Goal of the exercise:
Pull every line holding the word "content" out of the data and copy it.
[Start of section]
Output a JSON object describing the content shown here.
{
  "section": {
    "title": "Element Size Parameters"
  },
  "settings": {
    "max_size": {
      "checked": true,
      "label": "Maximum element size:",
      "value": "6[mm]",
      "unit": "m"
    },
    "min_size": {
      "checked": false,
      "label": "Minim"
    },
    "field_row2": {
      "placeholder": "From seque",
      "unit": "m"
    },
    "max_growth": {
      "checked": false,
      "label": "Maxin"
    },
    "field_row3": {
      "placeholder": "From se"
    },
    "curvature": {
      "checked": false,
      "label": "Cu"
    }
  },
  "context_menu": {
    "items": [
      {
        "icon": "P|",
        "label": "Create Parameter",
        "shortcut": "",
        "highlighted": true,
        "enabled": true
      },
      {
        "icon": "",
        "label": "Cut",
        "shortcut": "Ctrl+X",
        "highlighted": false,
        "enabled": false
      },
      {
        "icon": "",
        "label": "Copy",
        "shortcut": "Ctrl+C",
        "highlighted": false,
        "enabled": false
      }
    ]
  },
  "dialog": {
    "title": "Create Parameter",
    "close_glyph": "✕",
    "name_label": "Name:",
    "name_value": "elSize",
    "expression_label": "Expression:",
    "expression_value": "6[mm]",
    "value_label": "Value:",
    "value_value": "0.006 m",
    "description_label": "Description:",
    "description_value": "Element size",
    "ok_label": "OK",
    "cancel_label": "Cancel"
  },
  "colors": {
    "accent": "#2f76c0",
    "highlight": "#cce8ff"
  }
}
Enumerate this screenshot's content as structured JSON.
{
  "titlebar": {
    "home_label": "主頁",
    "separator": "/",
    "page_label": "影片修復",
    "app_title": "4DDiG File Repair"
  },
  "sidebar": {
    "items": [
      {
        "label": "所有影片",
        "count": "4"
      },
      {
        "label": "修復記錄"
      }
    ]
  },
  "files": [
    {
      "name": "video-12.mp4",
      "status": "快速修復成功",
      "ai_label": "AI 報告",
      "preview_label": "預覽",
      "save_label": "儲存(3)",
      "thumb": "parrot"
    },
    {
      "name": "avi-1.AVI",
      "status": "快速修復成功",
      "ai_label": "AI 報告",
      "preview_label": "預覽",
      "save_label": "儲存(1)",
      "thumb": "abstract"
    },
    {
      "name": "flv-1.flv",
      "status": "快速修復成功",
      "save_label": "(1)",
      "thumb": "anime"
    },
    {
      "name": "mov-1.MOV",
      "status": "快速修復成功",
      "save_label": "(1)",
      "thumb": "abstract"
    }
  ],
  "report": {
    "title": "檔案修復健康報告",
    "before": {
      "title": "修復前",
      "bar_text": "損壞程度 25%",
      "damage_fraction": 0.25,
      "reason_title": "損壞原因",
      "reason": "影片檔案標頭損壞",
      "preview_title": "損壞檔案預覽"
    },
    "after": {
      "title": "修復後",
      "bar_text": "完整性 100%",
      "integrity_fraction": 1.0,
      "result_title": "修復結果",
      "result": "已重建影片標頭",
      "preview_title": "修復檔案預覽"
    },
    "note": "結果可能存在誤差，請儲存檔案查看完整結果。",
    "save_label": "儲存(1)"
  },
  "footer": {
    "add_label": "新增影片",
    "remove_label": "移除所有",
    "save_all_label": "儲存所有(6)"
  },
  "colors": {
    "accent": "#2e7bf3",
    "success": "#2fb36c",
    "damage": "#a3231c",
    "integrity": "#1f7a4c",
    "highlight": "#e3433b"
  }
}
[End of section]
Task result:
Output a JSON object describing the content shown here.
Enumerate this screenshot's content as structured JSON.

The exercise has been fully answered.